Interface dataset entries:
※ ※ ※

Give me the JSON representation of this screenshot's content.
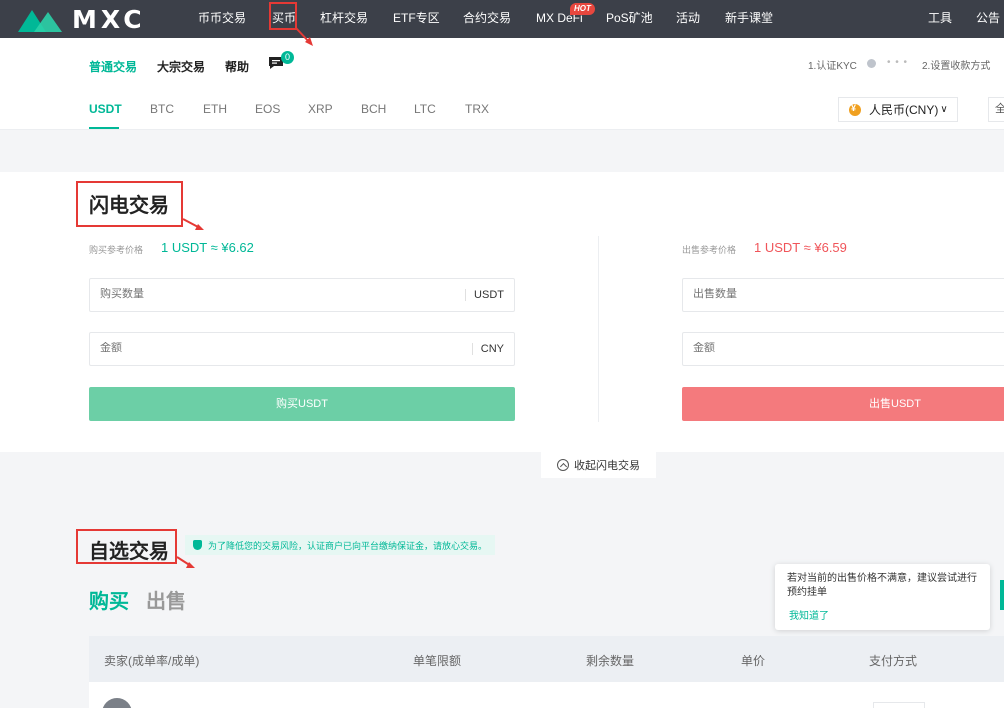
{
  "topnav": {
    "logo_text": "MXC",
    "items": [
      {
        "label": "币币交易"
      },
      {
        "label": "买币"
      },
      {
        "label": "杠杆交易"
      },
      {
        "label": "ETF专区"
      },
      {
        "label": "合约交易"
      },
      {
        "label": "MX DeFi"
      },
      {
        "label": "PoS矿池"
      },
      {
        "label": "活动"
      },
      {
        "label": "新手课堂"
      },
      {
        "label": "工具"
      },
      {
        "label": "公告"
      }
    ],
    "hot_badge": "HOT"
  },
  "subheader": {
    "tabs": [
      {
        "label": "普通交易"
      },
      {
        "label": "大宗交易"
      },
      {
        "label": "帮助"
      }
    ],
    "msg_count": "0",
    "step1": "1.认证KYC",
    "step_dots": "• • •",
    "step2": "2.设置收款方式",
    "coins": [
      "USDT",
      "BTC",
      "ETH",
      "EOS",
      "XRP",
      "BCH",
      "LTC",
      "TRX"
    ],
    "currency": "人民币(CNY)",
    "currency_caret": "∨",
    "right_box": "全"
  },
  "flash": {
    "title": "闪电交易",
    "buy_ref_label": "购买参考价格",
    "buy_ref_price": "1 USDT ≈ ¥6.62",
    "sell_ref_label": "出售参考价格",
    "sell_ref_price": "1 USDT ≈ ¥6.59",
    "buy_qty_placeholder": "购买数量",
    "buy_qty_unit": "USDT",
    "buy_amt_placeholder": "金额",
    "buy_amt_unit": "CNY",
    "buy_button": "购买USDT",
    "sell_qty_placeholder": "出售数量",
    "sell_amt_placeholder": "金额",
    "sell_button": "出售USDT",
    "collapse_label": "收起闪电交易"
  },
  "p2p": {
    "title": "自选交易",
    "notice": "为了降低您的交易风险，认证商户已向平台缴纳保证金，请放心交易。",
    "tab_buy": "购买",
    "tab_sell": "出售",
    "tooltip_text": "若对当前的出售价格不满意，建议尝试进行预约挂单",
    "tooltip_ok": "我知道了",
    "columns": [
      "卖家(成单率/成单)",
      "单笔限额",
      "剩余数量",
      "单价",
      "支付方式"
    ]
  },
  "colors": {
    "brand": "#00b897",
    "buy": "#6ccfa6",
    "sell": "#f47a7d",
    "annotation": "#e53935",
    "nav_bg": "#3c4049"
  }
}
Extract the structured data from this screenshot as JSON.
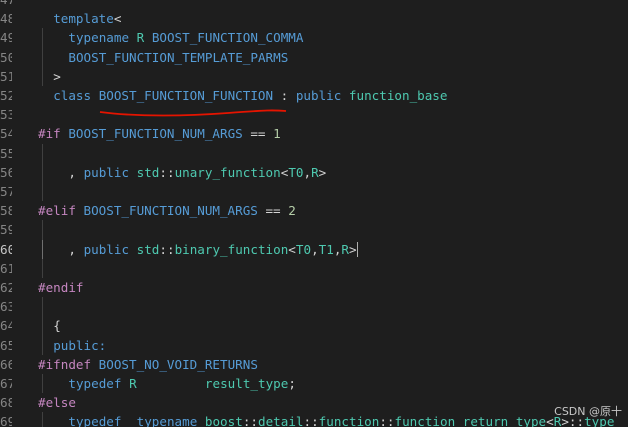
{
  "editor": {
    "lines": [
      {
        "num": "47",
        "tokens": []
      },
      {
        "num": "48",
        "tokens": [
          {
            "t": "template",
            "c": "t-kw"
          },
          {
            "t": "<",
            "c": "t-plain"
          }
        ]
      },
      {
        "num": "49",
        "tokens": [
          {
            "t": "typename ",
            "c": "t-kw"
          },
          {
            "t": "R ",
            "c": "t-param"
          },
          {
            "t": "BOOST_FUNCTION_COMMA",
            "c": "t-mac"
          }
        ]
      },
      {
        "num": "50",
        "tokens": [
          {
            "t": "BOOST_FUNCTION_TEMPLATE_PARMS",
            "c": "t-mac"
          }
        ]
      },
      {
        "num": "51",
        "tokens": [
          {
            "t": ">",
            "c": "t-plain"
          }
        ]
      },
      {
        "num": "52",
        "tokens": [
          {
            "t": "class ",
            "c": "t-kw"
          },
          {
            "t": "BOOST_FUNCTION_FUNCTION",
            "c": "t-mac"
          },
          {
            "t": " : ",
            "c": "t-plain"
          },
          {
            "t": "public ",
            "c": "t-kw"
          },
          {
            "t": "function_base",
            "c": "t-type"
          }
        ]
      },
      {
        "num": "53",
        "tokens": []
      },
      {
        "num": "54",
        "tokens": [
          {
            "t": "#if ",
            "c": "t-pp"
          },
          {
            "t": "BOOST_FUNCTION_NUM_ARGS",
            "c": "t-mac"
          },
          {
            "t": " == ",
            "c": "t-plain"
          },
          {
            "t": "1",
            "c": "t-num"
          }
        ]
      },
      {
        "num": "55",
        "tokens": []
      },
      {
        "num": "56",
        "tokens": [
          {
            "t": ", ",
            "c": "t-plain"
          },
          {
            "t": "public ",
            "c": "t-kw"
          },
          {
            "t": "std",
            "c": "t-ns"
          },
          {
            "t": "::",
            "c": "t-plain"
          },
          {
            "t": "unary_function",
            "c": "t-type"
          },
          {
            "t": "<",
            "c": "t-plain"
          },
          {
            "t": "T0",
            "c": "t-type"
          },
          {
            "t": ",",
            "c": "t-plain"
          },
          {
            "t": "R",
            "c": "t-type"
          },
          {
            "t": ">",
            "c": "t-plain"
          }
        ]
      },
      {
        "num": "57",
        "tokens": []
      },
      {
        "num": "58",
        "tokens": [
          {
            "t": "#elif ",
            "c": "t-pp"
          },
          {
            "t": "BOOST_FUNCTION_NUM_ARGS",
            "c": "t-mac"
          },
          {
            "t": " == ",
            "c": "t-plain"
          },
          {
            "t": "2",
            "c": "t-num"
          }
        ]
      },
      {
        "num": "59",
        "tokens": []
      },
      {
        "num": "60",
        "tokens": [
          {
            "t": ", ",
            "c": "t-plain"
          },
          {
            "t": "public ",
            "c": "t-kw"
          },
          {
            "t": "std",
            "c": "t-ns"
          },
          {
            "t": "::",
            "c": "t-plain"
          },
          {
            "t": "binary_function",
            "c": "t-type"
          },
          {
            "t": "<",
            "c": "t-plain"
          },
          {
            "t": "T0",
            "c": "t-type"
          },
          {
            "t": ",",
            "c": "t-plain"
          },
          {
            "t": "T1",
            "c": "t-type"
          },
          {
            "t": ",",
            "c": "t-plain"
          },
          {
            "t": "R",
            "c": "t-type"
          },
          {
            "t": ">",
            "c": "t-plain"
          }
        ]
      },
      {
        "num": "61",
        "tokens": []
      },
      {
        "num": "62",
        "tokens": [
          {
            "t": "#endif",
            "c": "t-pp"
          }
        ]
      },
      {
        "num": "63",
        "tokens": []
      },
      {
        "num": "64",
        "tokens": [
          {
            "t": "{",
            "c": "t-plain"
          }
        ]
      },
      {
        "num": "65",
        "tokens": [
          {
            "t": "public:",
            "c": "t-kw"
          }
        ]
      },
      {
        "num": "66",
        "tokens": [
          {
            "t": "#ifndef ",
            "c": "t-pp"
          },
          {
            "t": "BOOST_NO_VOID_RETURNS",
            "c": "t-mac"
          }
        ]
      },
      {
        "num": "67",
        "tokens": [
          {
            "t": "typedef ",
            "c": "t-kw"
          },
          {
            "t": "R",
            "c": "t-type"
          },
          {
            "t": "         ",
            "c": "t-plain"
          },
          {
            "t": "result_type",
            "c": "t-type"
          },
          {
            "t": ";",
            "c": "t-plain"
          }
        ]
      },
      {
        "num": "68",
        "tokens": [
          {
            "t": "#else",
            "c": "t-pp"
          }
        ]
      },
      {
        "num": "69",
        "tokens": [
          {
            "t": "typedef  ",
            "c": "t-kw"
          },
          {
            "t": "typename ",
            "c": "t-kw"
          },
          {
            "t": "boost",
            "c": "t-ns"
          },
          {
            "t": "::",
            "c": "t-plain"
          },
          {
            "t": "detail",
            "c": "t-ns"
          },
          {
            "t": "::",
            "c": "t-plain"
          },
          {
            "t": "function",
            "c": "t-ns"
          },
          {
            "t": "::",
            "c": "t-plain"
          },
          {
            "t": "function_return_type",
            "c": "t-type"
          },
          {
            "t": "<",
            "c": "t-plain"
          },
          {
            "t": "R",
            "c": "t-type"
          },
          {
            "t": ">::",
            "c": "t-plain"
          },
          {
            "t": "type",
            "c": "t-type"
          }
        ]
      }
    ],
    "active_line": "60"
  },
  "watermark": "CSDN @原十"
}
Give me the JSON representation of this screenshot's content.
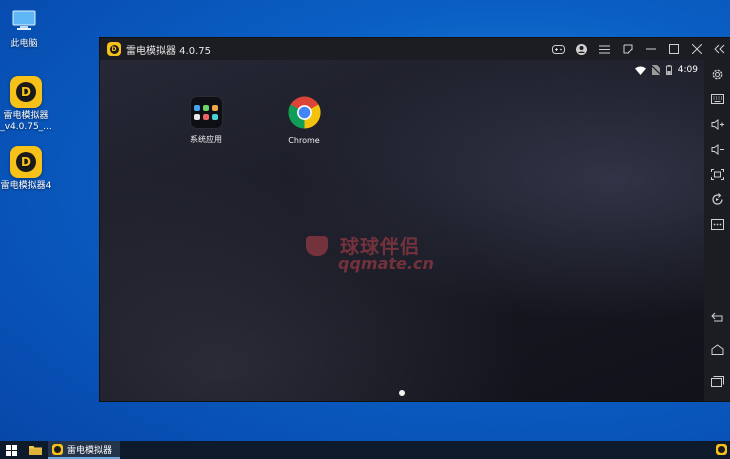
{
  "desktop": {
    "icons": [
      {
        "label": "此电脑",
        "icon": "computer-icon"
      },
      {
        "label": "雷电模拟器",
        "label2": "_v4.0.75_...",
        "icon": "ldplayer-icon"
      },
      {
        "label": "雷电模拟器4",
        "icon": "ldplayer-icon"
      }
    ]
  },
  "window": {
    "title": "雷电模拟器 4.0.75",
    "controls": [
      "gamepad-icon",
      "user-icon",
      "menu-icon",
      "resize-icon",
      "minimize-icon",
      "maximize-icon",
      "close-icon",
      "collapse-icon"
    ]
  },
  "android": {
    "status": {
      "time": "4:09",
      "icons": [
        "wifi-icon",
        "no-sim-icon",
        "battery-icon"
      ]
    },
    "apps": [
      {
        "label": "系统应用",
        "icon": "folder-grid-icon"
      },
      {
        "label": "Chrome",
        "icon": "chrome-icon"
      }
    ],
    "watermark": {
      "cn": "球球伴侣",
      "en": "qqmate.cn"
    }
  },
  "sidebar": {
    "items": [
      "settings-icon",
      "keyboard-icon",
      "volume-up-icon",
      "volume-down-icon",
      "screenshot-icon",
      "rotate-icon",
      "more-icon",
      "back-icon",
      "home-icon",
      "recents-icon"
    ]
  },
  "taskbar": {
    "app_label": "雷电模拟器"
  },
  "colors": {
    "ld_yellow": "#f6c21a",
    "desktop_blue": "#0a5fc4",
    "window_dark": "#1c1d22"
  }
}
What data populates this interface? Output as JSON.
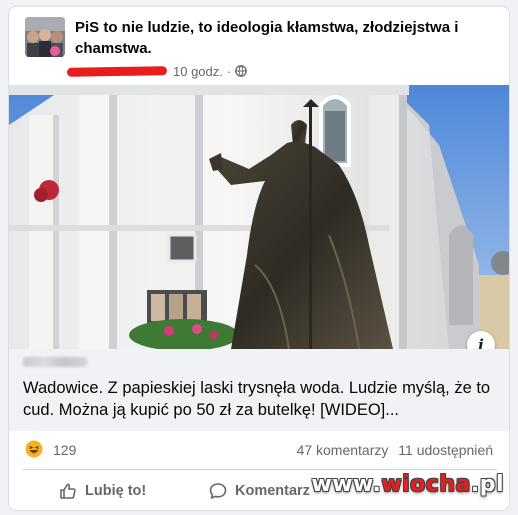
{
  "post": {
    "group_name": "PiS to nie ludzie, to ideologia kłamstwa, złodziejstwa i chamstwa.",
    "time": "10 godz.",
    "separator": "·",
    "audience_icon": "globe-icon"
  },
  "link": {
    "title": "Wadowice. Z papieskiej laski trysnęła woda. Ludzie myślą, że to cud. Można ją kupić po 50 zł za butelkę! [WIDEO]...",
    "info_icon_label": "i"
  },
  "stats": {
    "reaction_icon": "haha-icon",
    "reaction_count": "129",
    "comments": "47 komentarzy",
    "shares": "11 udostępnień"
  },
  "actions": {
    "like_label": "Lubię to!",
    "comment_label": "Komentarz"
  },
  "watermark": {
    "prefix": "www.",
    "name": "wiocha",
    "suffix": ".pl"
  },
  "colors": {
    "redaction": "#e81e1e",
    "secondary_text": "#65676b",
    "haha_yellow": "#f7b125"
  }
}
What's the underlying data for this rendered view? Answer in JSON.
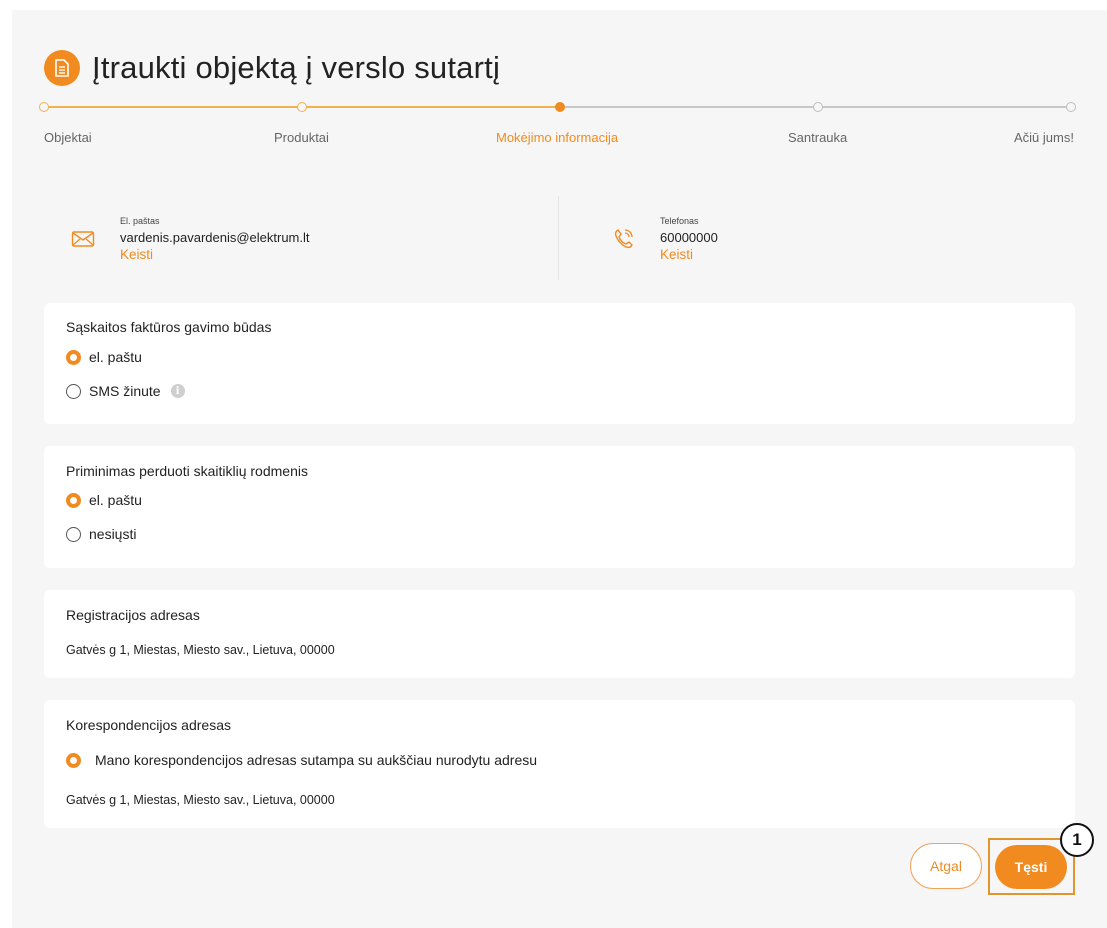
{
  "page": {
    "title": "Įtraukti objektą į verslo sutartį"
  },
  "steps": [
    {
      "label": "Objektai",
      "state": "done"
    },
    {
      "label": "Produktai",
      "state": "done"
    },
    {
      "label": "Mokėjimo informacija",
      "state": "active"
    },
    {
      "label": "Santrauka",
      "state": "pending"
    },
    {
      "label": "Ačiū jums!",
      "state": "pending"
    }
  ],
  "contact": {
    "email_caption": "El. paštas",
    "email_value": "vardenis.pavardenis@elektrum.lt",
    "email_change": "Keisti",
    "phone_caption": "Telefonas",
    "phone_value": "60000000",
    "phone_change": "Keisti"
  },
  "invoice": {
    "title": "Sąskaitos faktūros gavimo būdas",
    "options": [
      {
        "label": "el. paštu",
        "selected": true
      },
      {
        "label": "SMS žinute",
        "selected": false
      }
    ],
    "info_glyph": "i"
  },
  "reminder": {
    "title": "Priminimas perduoti skaitiklių rodmenis",
    "options": [
      {
        "label": "el. paštu",
        "selected": true
      },
      {
        "label": "nesiųsti",
        "selected": false
      }
    ]
  },
  "registration": {
    "title": "Registracijos adresas",
    "address": "Gatvės g 1, Miestas, Miesto sav., Lietuva, 00000"
  },
  "correspondence": {
    "title": "Korespondencijos adresas",
    "option": {
      "label": "Mano korespondencijos adresas sutampa su aukščiau nurodytu adresu",
      "selected": true
    },
    "address": "Gatvės g 1, Miestas, Miesto sav., Lietuva, 00000"
  },
  "actions": {
    "back_label": "Atgal",
    "next_label": "Tęsti",
    "callout_number": "1"
  },
  "colors": {
    "accent": "#f18a1f",
    "background": "#f6f6f6",
    "card": "#ffffff"
  },
  "icons": {
    "title": "document-icon",
    "email": "envelope-icon",
    "phone": "phone-icon",
    "info": "info-icon"
  }
}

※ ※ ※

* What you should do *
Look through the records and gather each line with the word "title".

* Exercise output *
    "title": "闪电交易",
    "title": "自选交易",
    "title": "雷电模拟器 4.0.75",
    "title": "Wadowice. Z papieskiej laski trysnęła woda. Ludzie myślą, że to cud. Można ją kupić po 50 zł za butelkę! [WIDEO]...",
    "title": "Įtraukti objektą į verslo sutartį"
    "title": "Sąskaitos faktūros gavimo būdas",
    "title": "Priminimas perduoti skaitiklių rodmenis",
    "title": "Registracijos adresas",
    "title": "Korespondencijos adresas",
    "title": "document-icon",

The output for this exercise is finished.